── INPUT MATERIAL ──

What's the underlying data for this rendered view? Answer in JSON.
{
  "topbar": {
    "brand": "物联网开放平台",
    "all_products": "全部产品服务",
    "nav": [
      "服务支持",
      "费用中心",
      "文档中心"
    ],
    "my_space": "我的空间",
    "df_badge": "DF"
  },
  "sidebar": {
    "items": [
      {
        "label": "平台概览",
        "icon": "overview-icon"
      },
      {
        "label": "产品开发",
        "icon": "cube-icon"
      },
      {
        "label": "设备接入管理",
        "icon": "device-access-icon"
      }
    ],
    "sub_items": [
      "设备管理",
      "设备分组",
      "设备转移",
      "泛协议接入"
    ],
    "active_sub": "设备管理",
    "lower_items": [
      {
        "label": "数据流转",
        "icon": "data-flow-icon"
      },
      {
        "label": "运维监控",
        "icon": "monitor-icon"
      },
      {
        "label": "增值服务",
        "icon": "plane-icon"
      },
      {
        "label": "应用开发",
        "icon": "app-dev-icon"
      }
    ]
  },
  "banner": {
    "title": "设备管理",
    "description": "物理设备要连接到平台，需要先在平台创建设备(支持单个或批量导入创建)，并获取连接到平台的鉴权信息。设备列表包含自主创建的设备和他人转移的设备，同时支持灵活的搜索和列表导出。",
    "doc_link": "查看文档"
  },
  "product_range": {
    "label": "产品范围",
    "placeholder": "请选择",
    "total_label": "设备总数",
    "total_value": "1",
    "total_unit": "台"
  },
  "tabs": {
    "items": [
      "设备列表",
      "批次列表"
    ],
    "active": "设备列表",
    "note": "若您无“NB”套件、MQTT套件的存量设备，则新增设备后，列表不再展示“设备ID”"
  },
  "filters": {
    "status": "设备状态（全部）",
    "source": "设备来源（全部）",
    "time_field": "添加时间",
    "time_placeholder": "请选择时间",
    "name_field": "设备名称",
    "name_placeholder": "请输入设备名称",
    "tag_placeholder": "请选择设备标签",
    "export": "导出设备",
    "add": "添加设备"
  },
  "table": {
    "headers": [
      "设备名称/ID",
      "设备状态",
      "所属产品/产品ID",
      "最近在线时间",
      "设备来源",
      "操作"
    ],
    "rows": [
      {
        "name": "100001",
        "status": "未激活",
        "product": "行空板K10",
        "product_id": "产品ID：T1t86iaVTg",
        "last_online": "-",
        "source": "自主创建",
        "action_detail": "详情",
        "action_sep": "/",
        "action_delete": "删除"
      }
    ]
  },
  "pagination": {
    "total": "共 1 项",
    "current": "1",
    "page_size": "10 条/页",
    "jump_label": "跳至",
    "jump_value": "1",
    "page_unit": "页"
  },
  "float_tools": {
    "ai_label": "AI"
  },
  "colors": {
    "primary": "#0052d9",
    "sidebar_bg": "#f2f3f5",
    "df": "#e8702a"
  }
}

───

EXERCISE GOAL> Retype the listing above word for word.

FINAL ANSWER>
What's the underlying data for this rendered view? Answer in JSON.
{
  "topbar": {
    "brand": "物联网开放平台",
    "all_products": "全部产品服务",
    "nav": [
      "服务支持",
      "费用中心",
      "文档中心"
    ],
    "my_space": "我的空间",
    "df_badge": "DF"
  },
  "sidebar": {
    "items": [
      {
        "label": "平台概览",
        "icon": "overview-icon"
      },
      {
        "label": "产品开发",
        "icon": "cube-icon"
      },
      {
        "label": "设备接入管理",
        "icon": "device-access-icon"
      }
    ],
    "sub_items": [
      "设备管理",
      "设备分组",
      "设备转移",
      "泛协议接入"
    ],
    "active_sub": "设备管理",
    "lower_items": [
      {
        "label": "数据流转",
        "icon": "data-flow-icon"
      },
      {
        "label": "运维监控",
        "icon": "monitor-icon"
      },
      {
        "label": "增值服务",
        "icon": "plane-icon"
      },
      {
        "label": "应用开发",
        "icon": "app-dev-icon"
      }
    ]
  },
  "banner": {
    "title": "设备管理",
    "description": "物理设备要连接到平台，需要先在平台创建设备(支持单个或批量导入创建)，并获取连接到平台的鉴权信息。设备列表包含自主创建的设备和他人转移的设备，同时支持灵活的搜索和列表导出。",
    "doc_link": "查看文档"
  },
  "product_range": {
    "label": "产品范围",
    "placeholder": "请选择",
    "total_label": "设备总数",
    "total_value": "1",
    "total_unit": "台"
  },
  "tabs": {
    "items": [
      "设备列表",
      "批次列表"
    ],
    "active": "设备列表",
    "note": "若您无“NB”套件、MQTT套件的存量设备，则新增设备后，列表不再展示“设备ID”"
  },
  "filters": {
    "status": "设备状态（全部）",
    "source": "设备来源（全部）",
    "time_field": "添加时间",
    "time_placeholder": "请选择时间",
    "name_field": "设备名称",
    "name_placeholder": "请输入设备名称",
    "tag_placeholder": "请选择设备标签",
    "export": "导出设备",
    "add": "添加设备"
  },
  "table": {
    "headers": [
      "设备名称/ID",
      "设备状态",
      "所属产品/产品ID",
      "最近在线时间",
      "设备来源",
      "操作"
    ],
    "rows": [
      {
        "name": "100001",
        "status": "未激活",
        "product": "行空板K10",
        "product_id": "产品ID：T1t86iaVTg",
        "last_online": "-",
        "source": "自主创建",
        "action_detail": "详情",
        "action_sep": "/",
        "action_delete": "删除"
      }
    ]
  },
  "pagination": {
    "total": "共 1 项",
    "current": "1",
    "page_size": "10 条/页",
    "jump_label": "跳至",
    "jump_value": "1",
    "page_unit": "页"
  },
  "float_tools": {
    "ai_label": "AI"
  },
  "colors": {
    "primary": "#0052d9",
    "sidebar_bg": "#f2f3f5",
    "df": "#e8702a"
  }
}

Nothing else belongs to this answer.